What you will do:
Copy out every line in the entries below that includes "selected".

• • • •

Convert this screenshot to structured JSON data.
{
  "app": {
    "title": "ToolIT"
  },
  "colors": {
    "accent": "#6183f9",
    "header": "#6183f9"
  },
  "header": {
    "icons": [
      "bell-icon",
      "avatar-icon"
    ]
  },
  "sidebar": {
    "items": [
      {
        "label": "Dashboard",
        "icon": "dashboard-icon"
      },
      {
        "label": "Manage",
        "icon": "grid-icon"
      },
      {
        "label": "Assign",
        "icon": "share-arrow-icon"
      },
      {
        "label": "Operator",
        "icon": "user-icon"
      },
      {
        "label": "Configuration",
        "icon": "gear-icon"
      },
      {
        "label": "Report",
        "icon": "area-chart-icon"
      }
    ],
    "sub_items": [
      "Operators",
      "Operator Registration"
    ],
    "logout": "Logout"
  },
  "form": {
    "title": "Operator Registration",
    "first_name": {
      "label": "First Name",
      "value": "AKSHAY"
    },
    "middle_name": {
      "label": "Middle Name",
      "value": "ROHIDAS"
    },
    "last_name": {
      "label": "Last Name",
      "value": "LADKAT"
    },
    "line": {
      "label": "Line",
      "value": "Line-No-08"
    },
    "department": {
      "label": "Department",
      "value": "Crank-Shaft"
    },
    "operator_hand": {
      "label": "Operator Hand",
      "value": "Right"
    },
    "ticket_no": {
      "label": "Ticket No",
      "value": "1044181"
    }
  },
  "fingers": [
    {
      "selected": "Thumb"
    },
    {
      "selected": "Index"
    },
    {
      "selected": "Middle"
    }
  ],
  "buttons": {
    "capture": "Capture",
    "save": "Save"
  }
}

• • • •

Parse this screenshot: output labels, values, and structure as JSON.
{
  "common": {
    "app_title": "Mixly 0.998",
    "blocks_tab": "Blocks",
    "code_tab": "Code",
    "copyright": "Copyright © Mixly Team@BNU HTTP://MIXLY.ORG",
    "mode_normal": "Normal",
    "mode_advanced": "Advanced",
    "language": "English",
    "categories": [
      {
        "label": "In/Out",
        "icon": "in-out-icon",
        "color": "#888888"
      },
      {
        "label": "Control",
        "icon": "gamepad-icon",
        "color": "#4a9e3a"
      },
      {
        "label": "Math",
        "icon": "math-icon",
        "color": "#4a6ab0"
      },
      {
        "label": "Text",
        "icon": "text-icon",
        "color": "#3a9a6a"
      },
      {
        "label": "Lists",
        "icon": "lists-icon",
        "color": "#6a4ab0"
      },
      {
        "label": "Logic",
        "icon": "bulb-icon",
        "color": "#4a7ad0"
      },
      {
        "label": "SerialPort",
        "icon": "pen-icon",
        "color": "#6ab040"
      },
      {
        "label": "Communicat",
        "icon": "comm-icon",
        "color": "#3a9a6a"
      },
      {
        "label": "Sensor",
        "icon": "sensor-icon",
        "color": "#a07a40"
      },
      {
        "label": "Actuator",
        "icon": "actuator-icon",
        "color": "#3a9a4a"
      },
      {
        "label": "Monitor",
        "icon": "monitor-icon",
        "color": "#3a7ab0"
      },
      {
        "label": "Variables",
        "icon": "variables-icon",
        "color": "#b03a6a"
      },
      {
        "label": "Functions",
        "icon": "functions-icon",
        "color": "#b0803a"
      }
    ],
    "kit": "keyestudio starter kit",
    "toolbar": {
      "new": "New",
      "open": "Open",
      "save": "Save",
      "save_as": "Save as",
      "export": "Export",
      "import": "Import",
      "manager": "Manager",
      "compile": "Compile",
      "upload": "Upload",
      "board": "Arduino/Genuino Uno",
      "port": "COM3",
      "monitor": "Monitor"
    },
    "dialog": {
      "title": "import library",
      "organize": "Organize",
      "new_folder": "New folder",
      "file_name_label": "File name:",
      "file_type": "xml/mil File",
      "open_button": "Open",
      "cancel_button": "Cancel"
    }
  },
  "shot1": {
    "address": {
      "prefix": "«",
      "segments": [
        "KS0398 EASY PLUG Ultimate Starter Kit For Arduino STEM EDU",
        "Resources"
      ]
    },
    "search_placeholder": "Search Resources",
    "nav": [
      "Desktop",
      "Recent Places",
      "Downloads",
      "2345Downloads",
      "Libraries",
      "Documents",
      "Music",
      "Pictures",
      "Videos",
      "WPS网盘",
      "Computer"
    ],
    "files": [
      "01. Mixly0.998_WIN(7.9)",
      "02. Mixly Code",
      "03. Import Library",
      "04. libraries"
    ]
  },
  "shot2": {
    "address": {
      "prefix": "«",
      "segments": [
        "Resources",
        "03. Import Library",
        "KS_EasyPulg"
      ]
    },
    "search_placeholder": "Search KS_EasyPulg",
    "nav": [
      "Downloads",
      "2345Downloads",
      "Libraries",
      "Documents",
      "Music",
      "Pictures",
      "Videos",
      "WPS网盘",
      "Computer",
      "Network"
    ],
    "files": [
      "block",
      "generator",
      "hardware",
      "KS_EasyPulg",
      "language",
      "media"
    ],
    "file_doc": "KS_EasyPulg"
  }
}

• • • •

Solution to this exercise:
      "selected": "Thumb"
      "selected": "Index"
      "selected": "Middle"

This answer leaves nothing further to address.